From the Weekly Standard.
CNN has projected that Mitt Romney will win Sunday’s primary in Puerto Rico, and Romney will most likely receive all 20 of Puerto Rico’s delegates. Romney had the support of Puerto Rico’s Republican governor, Luis Fortuño, and was expected to win handily.
But Robert G. de Posada, the former president of the conservative Latino Coalition, has an op-ed at the Daily Caller charging that Romney “sold out his conservative principles” in order to win big in the Caribbean territory. De Posada points out that Congress has often required territories with large non-English speaking populations to agree to use English officially within government and in schools before allowing those territories to achieve statehood. Romney, he says, pandered to pro-statehood sentiments in Puerto Rico while ignoring this precedent as well as his own position back on the mainland:
On Thursday, Romney called a radio station in San Juan (Noti-Uno) for an interview with a local reporter. When asked if he would support requiring that English became the principal language of government as part of a petition for statehood, Romney said no. When asked if he thought the legislature should have English as the principal language, once again Romney said no. He even opposed requiring English in the courts and public schools.
In Louisiana and Alabama, Mitt Romney is for English as the official language of the United States. In 2008, when Romney sought the GOP nomination, he was upfront about his opposition to bilingual education and his support for ending it in Massachusetts. But in Puerto Rico, he is a strong advocate of bilingualism and opposes requiring the state to make English the principal language of the legislature, courts and public schools. This only makes sense in the Romney World of Flip Flops.
But Romney took it a step further. He stated that a simple majority of 50% + 1 was enough for him to aggressively support statehood for Puerto Rico. As Rick Santorum said during his trip to Puerto Rico, “We need a significant majority supporting statehood before it’s considered. Why would we want a state where nearly half of its residents do not want to be part of the Union?”
Santorum should be commended for staying true to his conservative principles even when it was not politically convenient. Santorum could have pandered to the pro-statehood governor of Puerto Rico in order to get the 20 delegates at stake, but instead the former senator spoke the truth and told Puerto Rican voters a reality they needed to hear. Immediately after, Romney’s campaign started attacking Santorum and maliciously twisting his comments, telling voters that the former senator was advocating “English-only” and was against Spanish.
In contrast to what the Romney campaign said, Santorum Puerto Rico would have to stress English in addition to Spanish, before getting statehood.
Rick Santorum Wednesday became the first Republican presidential hopeful in this election to visit Puerto Rico before the island commonwealth’s Sunday primary, taking a controversial stand on statehood that he was forced to defend this morning after losing a key supporter.
[...]“What I said is English has to be learned as a language and this has to be a country where English is widely spoken and used, yes,” Santorum told reporters, stating that the use of English should be a “condition” if Puerto Rico is to become a state.

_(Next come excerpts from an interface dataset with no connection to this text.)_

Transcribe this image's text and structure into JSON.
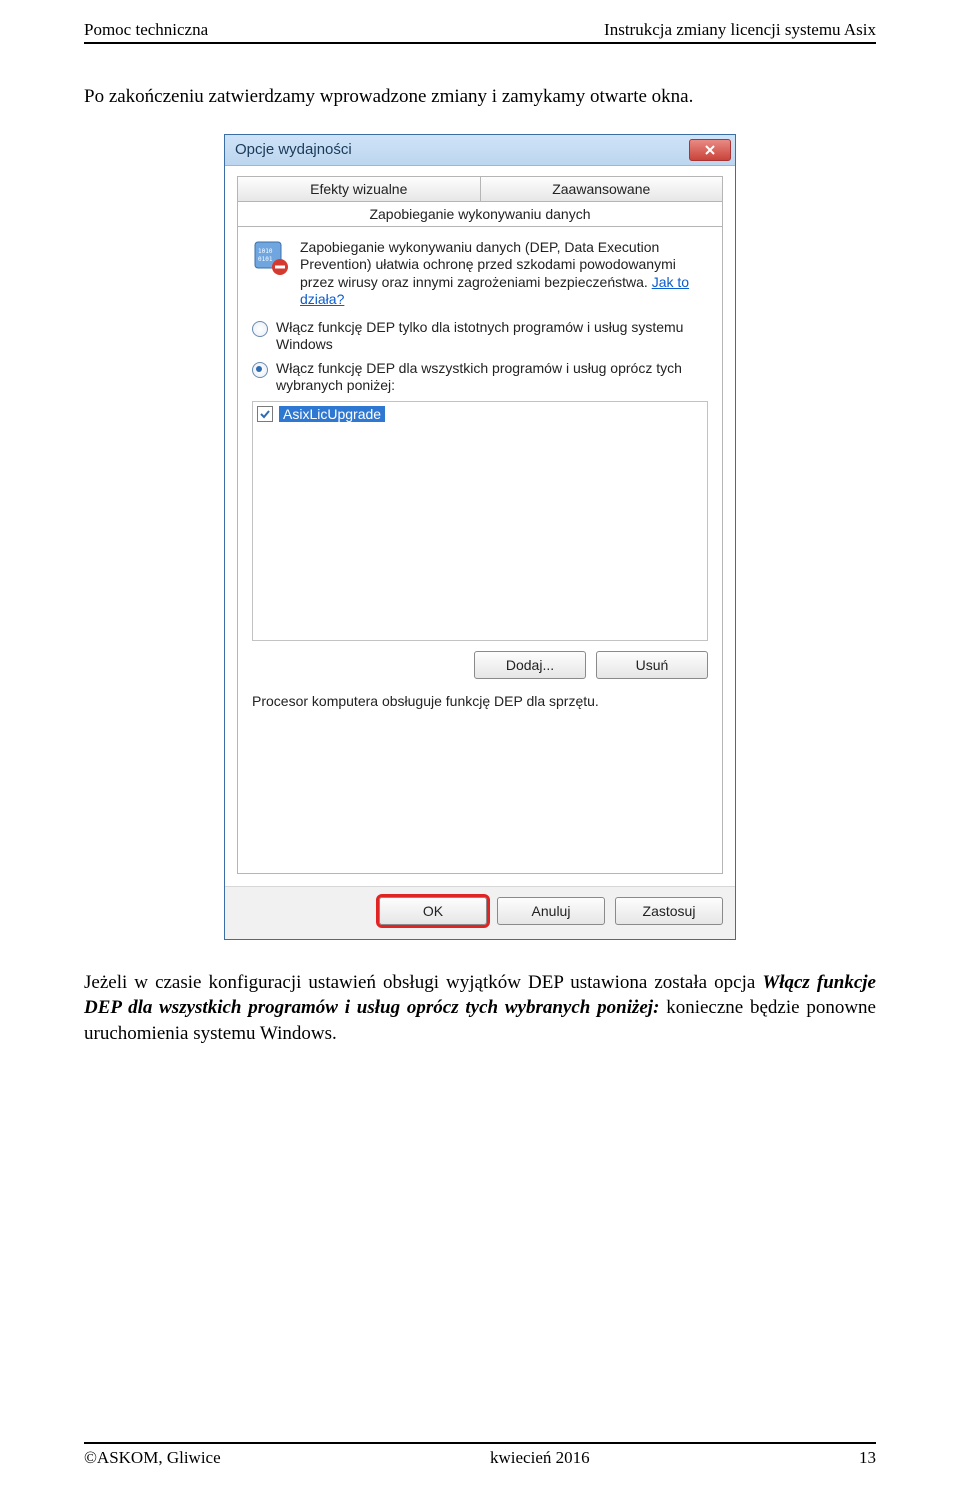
{
  "header": {
    "left": "Pomoc techniczna",
    "right": "Instrukcja zmiany licencji systemu Asix"
  },
  "intro": "Po zakończeniu zatwierdzamy wprowadzone zmiany i zamykamy otwarte okna.",
  "dialog": {
    "title": "Opcje wydajności",
    "tabs": {
      "visual": "Efekty wizualne",
      "advanced": "Zaawansowane",
      "dep": "Zapobieganie wykonywaniu danych"
    },
    "dep_description": "Zapobieganie wykonywaniu danych (DEP, Data Execution Prevention) ułatwia ochronę przed szkodami powodowanymi przez wirusy oraz innymi zagrożeniami bezpieczeństwa.",
    "dep_link": "Jak to działa?",
    "radio1": "Włącz funkcję DEP tylko dla istotnych programów i usług systemu Windows",
    "radio2": "Włącz funkcję DEP dla wszystkich programów i usług oprócz tych wybranych poniżej:",
    "list_item": "AsixLicUpgrade",
    "add_label": "Dodaj...",
    "remove_label": "Usuń",
    "note": "Procesor komputera obsługuje funkcję DEP dla sprzętu.",
    "ok_label": "OK",
    "cancel_label": "Anuluj",
    "apply_label": "Zastosuj"
  },
  "outro": {
    "p1a": "Jeżeli w czasie konfiguracji ustawień obsługi wyjątków DEP ustawiona została opcja ",
    "p1b": "Włącz funkcje DEP dla wszystkich programów i usług oprócz tych wybranych  poniżej:",
    "p1c": " konieczne będzie ponowne uruchomienia systemu Windows."
  },
  "footer": {
    "left": "©ASKOM, Gliwice",
    "center": "kwiecień 2016",
    "right": "13"
  }
}
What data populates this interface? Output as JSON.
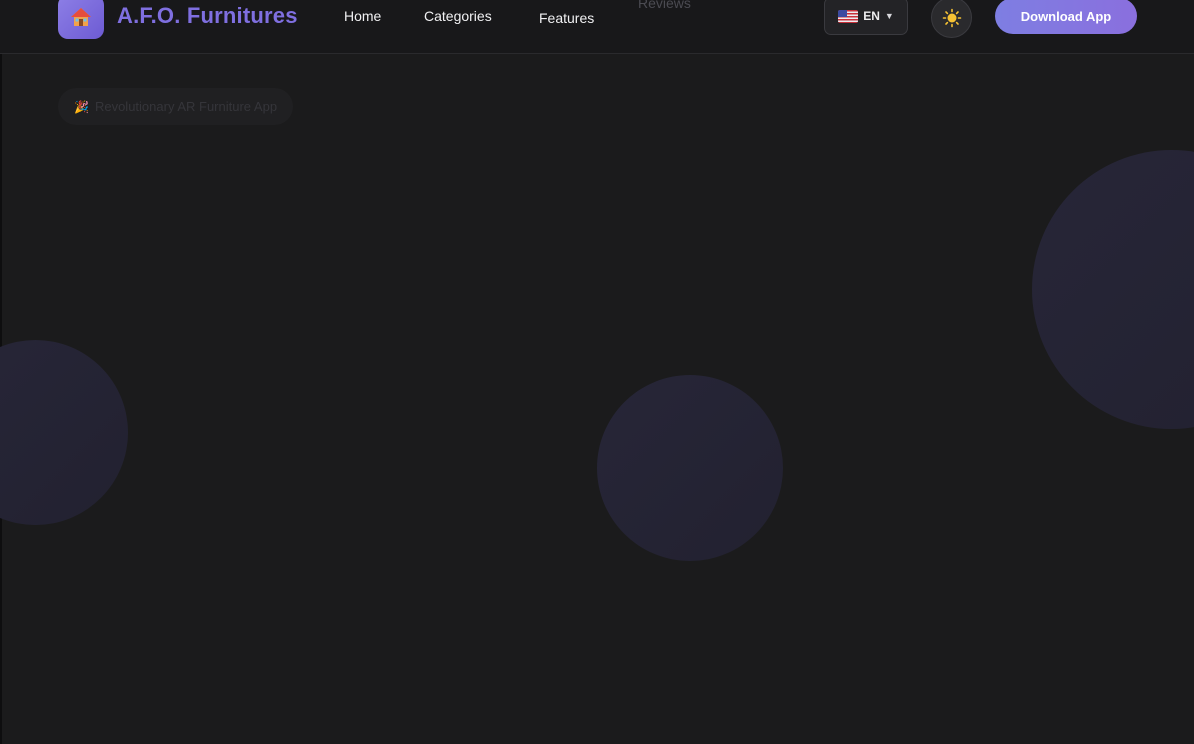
{
  "brand": {
    "name": "A.F.O. Furnitures",
    "logo_icon": "house-icon",
    "accent_color": "#7f6fe0"
  },
  "nav": {
    "items": [
      {
        "label": "Home"
      },
      {
        "label": "Categories"
      },
      {
        "label": "Features"
      },
      {
        "label": "Reviews"
      }
    ]
  },
  "language": {
    "flag_icon": "us-flag-icon",
    "code": "EN",
    "caret": "▼"
  },
  "theme_toggle": {
    "icon": "sun-icon"
  },
  "download": {
    "label": "Download App",
    "color": "#8378e0"
  },
  "hero": {
    "badge_icon": "party-popper-icon",
    "badge_text": "Revolutionary AR Furniture App"
  },
  "colors": {
    "background": "#1b1b1c",
    "header": "#18181a",
    "circle": "#252435"
  }
}
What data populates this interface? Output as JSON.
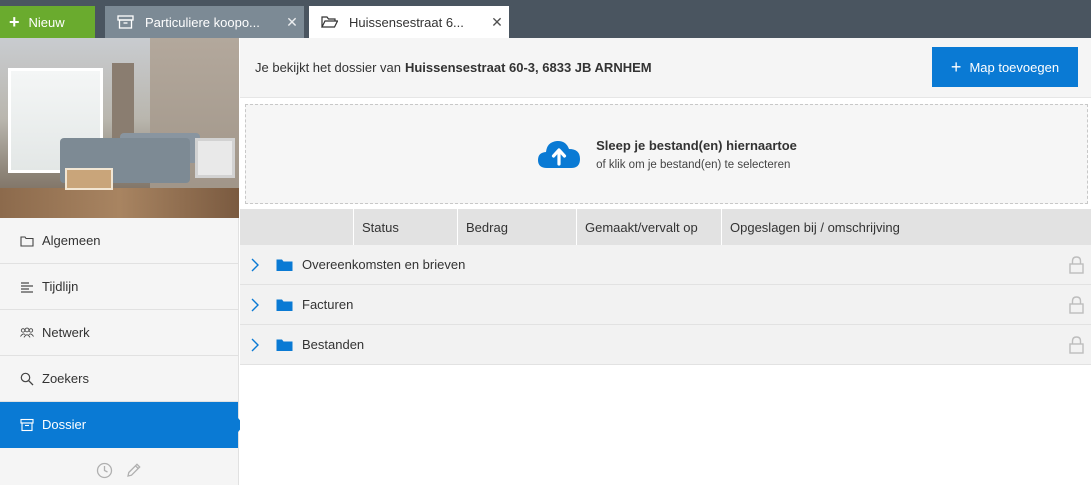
{
  "topbar": {
    "new_label": "Nieuw",
    "tabs": [
      {
        "label": "Particuliere koopo...",
        "icon": "archive-box-icon",
        "active": false
      },
      {
        "label": "Huissensestraat 6...",
        "icon": "folder-open-icon",
        "active": true
      }
    ]
  },
  "sidebar": {
    "items": [
      {
        "label": "Algemeen",
        "icon": "folder-icon"
      },
      {
        "label": "Tijdlijn",
        "icon": "timeline-list-icon"
      },
      {
        "label": "Netwerk",
        "icon": "people-icon"
      },
      {
        "label": "Zoekers",
        "icon": "search-icon"
      },
      {
        "label": "Dossier",
        "icon": "archive-box-icon",
        "active": true
      }
    ],
    "footer_icons": [
      "clock-icon",
      "pencil-icon"
    ]
  },
  "header": {
    "intro": "Je bekijkt het dossier van",
    "address": "Huissensestraat 60-3, 6833 JB ARNHEM",
    "add_folder_label": "Map toevoegen"
  },
  "dropzone": {
    "title": "Sleep je bestand(en) hiernaartoe",
    "subtitle": "of klik om je bestand(en) te selecteren"
  },
  "table": {
    "columns": [
      "",
      "Status",
      "Bedrag",
      "Gemaakt/vervalt op",
      "Opgeslagen bij / omschrijving"
    ],
    "rows": [
      {
        "name": "Overeenkomsten en brieven"
      },
      {
        "name": "Facturen"
      },
      {
        "name": "Bestanden"
      }
    ]
  },
  "colors": {
    "accent": "#0a7ad4",
    "new_button": "#6aab2e",
    "topbar": "#4a5560",
    "inactive_tab": "#7c8a95"
  }
}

The island, he said, “needs to be a bilingual country, not just a Spanish speaking country.”
“I think English and Spanish – obviously Spanish is going to be spoken here on the island – but this needs to be a bilingual country, not just a Spanish-speaking country, and right now it is overwhelmingly just Spanish speaking. But it needs to have, in order to fully integrate into American society, English has to be a language that is spoken here also and spoken universally,” Santorum explained.
“I think that would be a condition. I think it’s important. And I think if you talk to most parents, they want their children to learn English. It is essential for children in America to be able to speak English to fully integrate and have full opportunities,” he added. “I don’t think we’re doing any more than, you know, people who come to America on the mainland. We’re not doing them any favors by not teaching them English.
There is a clear contrast between these two men: Mitt Romney is not a good man. He just says what people want to hear in order to win, and then when elected he will govern like a pro-abortion, pro-gay-marriage, tax-and-spend liberal – that’s what he did in Massachusetts.